CDS is a once-in-a-lifetime opportunity to kickstart WA circular economy

15 March 2019

The Waste Management and Resource Recovery Association of Australia (WMRR), has today welcomed the passage of legislation that will enable a Container Deposit Scheme (CDS) to be introduced in Western Australia, acknowledging that the scheme has the potential to deliver huge environmental and social benefits to the people of Western Australia.

“We know from experience that Container Deposit Schemes are a highly effective way to increase collection of beverage containers and reduce litter,” WMRR CEO, Ms Gayle Sloan, said.

“However, we have so far missed the opportunity to require beverage containers registered under the scheme to include recycled content, which would have meant a genuine product stewardship scheme in WA. “

As WA finalises the design of its CDS, Ms Sloan encouraged the State Government to take advantage of the lessons learned across the other Australian States.

“It’s important that the WA CDS is specifically designed to work for WA, delivering an effective and efficient scheme for all Western Australians. We have a perfect opportunity here to take the best learnings from other schemes, while avoiding many of the challenges we have seen unfold,” Ms Sloan said.

The CDS also presents WA a once-in-a-lifetime opportunity to roll out state-wide infrastructure that could become the backbone of taking back and recycling a broader range of materials, including batteries, e-waste and other materials into the future, as well as creating local state-of-the-art recycling and sorting capacity to produce raw materials for local remanufacturing industries, ultimately helping WA transition to a circular economy.

For the WA CDS to have the best chance at success, accessibility is key, and the State’s large land mass should not be deemed an impossible challenge considering beverages are already being transported to the far reaches of the State.

“The Government must ensure convenient, accessible and reliable collection points across the entire State to make it easy for people to recover their deposits - the most expensive scheme is one where the public cannot claim their 10 cents,” Ms Sloan said.

“A carefully and deliberately designed collection network is required to create transport efficiencies and enable extensive coverage, so that regional WA is able to fully participate in the CDS. The last thing we want is a similar outcome in Queensland where collection points are opening 80 metres from one another while there are none in whole regions of Far North Queensland.

“Government must also ensure adequate time is spent on delivering frontline services to the community as the measure of the scheme’s success will, in large part, come down to the level of accessibility on day one.”

WMRR is also urging the Government to ensure that an independent Board, one that does not work in the interest of any particular group but in the interest of the broader community, is set up well ahead of the scheme’s commencement.

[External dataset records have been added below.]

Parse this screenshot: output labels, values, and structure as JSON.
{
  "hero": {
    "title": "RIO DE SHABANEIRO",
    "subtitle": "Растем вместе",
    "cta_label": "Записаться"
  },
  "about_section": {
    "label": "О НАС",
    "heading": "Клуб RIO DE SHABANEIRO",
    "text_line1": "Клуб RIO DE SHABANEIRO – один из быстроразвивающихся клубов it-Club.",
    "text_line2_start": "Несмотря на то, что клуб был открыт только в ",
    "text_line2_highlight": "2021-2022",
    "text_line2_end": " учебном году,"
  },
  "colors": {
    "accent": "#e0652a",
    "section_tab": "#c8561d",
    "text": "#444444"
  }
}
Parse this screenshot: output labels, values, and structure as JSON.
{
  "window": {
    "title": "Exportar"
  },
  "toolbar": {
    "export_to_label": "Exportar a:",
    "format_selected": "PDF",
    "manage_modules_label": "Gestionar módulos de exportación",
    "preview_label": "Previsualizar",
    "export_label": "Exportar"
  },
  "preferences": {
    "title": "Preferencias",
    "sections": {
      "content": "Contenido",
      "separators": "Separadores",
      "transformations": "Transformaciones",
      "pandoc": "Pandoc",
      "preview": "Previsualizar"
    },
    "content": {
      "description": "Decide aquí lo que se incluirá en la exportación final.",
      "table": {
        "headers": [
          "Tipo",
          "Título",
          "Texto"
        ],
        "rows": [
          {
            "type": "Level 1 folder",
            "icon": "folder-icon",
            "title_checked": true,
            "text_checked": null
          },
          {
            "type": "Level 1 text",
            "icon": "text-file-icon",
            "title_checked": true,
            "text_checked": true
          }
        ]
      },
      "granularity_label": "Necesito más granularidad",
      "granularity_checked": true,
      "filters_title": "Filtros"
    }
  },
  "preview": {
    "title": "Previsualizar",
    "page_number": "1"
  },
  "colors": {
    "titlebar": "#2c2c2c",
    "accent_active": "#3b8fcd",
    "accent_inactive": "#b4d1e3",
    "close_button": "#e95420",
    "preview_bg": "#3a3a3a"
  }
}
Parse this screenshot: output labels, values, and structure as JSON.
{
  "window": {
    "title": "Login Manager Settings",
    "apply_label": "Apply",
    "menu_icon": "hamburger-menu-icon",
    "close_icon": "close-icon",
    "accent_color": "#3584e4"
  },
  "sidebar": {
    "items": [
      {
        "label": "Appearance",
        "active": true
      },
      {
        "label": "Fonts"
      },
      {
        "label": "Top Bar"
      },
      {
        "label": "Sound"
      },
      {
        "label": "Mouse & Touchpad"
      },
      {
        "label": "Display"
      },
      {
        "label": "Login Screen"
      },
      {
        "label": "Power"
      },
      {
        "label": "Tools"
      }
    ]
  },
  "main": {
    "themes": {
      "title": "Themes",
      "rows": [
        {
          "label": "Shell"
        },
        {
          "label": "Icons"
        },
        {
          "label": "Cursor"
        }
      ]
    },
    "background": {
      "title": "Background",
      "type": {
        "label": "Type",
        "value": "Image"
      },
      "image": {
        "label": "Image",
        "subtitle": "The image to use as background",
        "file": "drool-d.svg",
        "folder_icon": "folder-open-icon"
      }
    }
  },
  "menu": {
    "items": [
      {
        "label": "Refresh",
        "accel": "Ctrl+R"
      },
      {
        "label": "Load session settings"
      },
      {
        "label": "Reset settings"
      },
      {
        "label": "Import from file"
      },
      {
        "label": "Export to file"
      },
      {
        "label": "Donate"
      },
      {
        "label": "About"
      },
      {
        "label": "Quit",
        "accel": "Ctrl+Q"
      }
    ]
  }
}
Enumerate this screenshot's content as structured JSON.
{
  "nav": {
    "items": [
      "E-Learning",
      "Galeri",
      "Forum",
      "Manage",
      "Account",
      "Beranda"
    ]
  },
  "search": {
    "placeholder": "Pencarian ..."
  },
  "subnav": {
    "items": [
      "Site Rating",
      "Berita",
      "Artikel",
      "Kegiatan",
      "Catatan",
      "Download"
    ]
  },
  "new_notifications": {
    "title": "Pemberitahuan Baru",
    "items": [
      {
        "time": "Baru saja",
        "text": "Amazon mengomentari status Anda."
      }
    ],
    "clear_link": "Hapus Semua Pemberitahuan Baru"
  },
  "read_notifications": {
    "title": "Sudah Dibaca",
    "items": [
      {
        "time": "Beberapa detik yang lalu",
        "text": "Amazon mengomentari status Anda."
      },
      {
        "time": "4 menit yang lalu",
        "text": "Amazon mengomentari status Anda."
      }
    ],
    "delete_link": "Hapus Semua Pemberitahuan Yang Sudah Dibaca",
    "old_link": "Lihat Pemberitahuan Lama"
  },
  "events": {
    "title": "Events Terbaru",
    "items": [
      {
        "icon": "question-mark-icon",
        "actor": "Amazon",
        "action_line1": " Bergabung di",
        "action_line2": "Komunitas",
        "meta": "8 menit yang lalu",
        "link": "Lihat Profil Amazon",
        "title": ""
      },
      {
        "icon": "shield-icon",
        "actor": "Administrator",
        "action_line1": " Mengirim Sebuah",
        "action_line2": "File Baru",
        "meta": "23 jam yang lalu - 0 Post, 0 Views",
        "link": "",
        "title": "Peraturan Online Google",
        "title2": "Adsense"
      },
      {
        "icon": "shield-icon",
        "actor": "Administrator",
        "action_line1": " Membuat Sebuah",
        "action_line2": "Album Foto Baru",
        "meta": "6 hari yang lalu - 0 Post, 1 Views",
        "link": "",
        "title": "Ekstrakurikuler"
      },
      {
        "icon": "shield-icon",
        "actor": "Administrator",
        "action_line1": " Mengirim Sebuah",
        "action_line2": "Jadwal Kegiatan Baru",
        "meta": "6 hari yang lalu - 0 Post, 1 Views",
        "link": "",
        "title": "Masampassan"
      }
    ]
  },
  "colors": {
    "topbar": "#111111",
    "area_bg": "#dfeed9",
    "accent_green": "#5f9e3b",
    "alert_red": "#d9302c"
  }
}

“The WA Government is certainly to be congratulated for passing this legislation. The real test now is whether the scheme is designed to deliver the best outcomes for the community, or if its design will be compromised by vested interests.”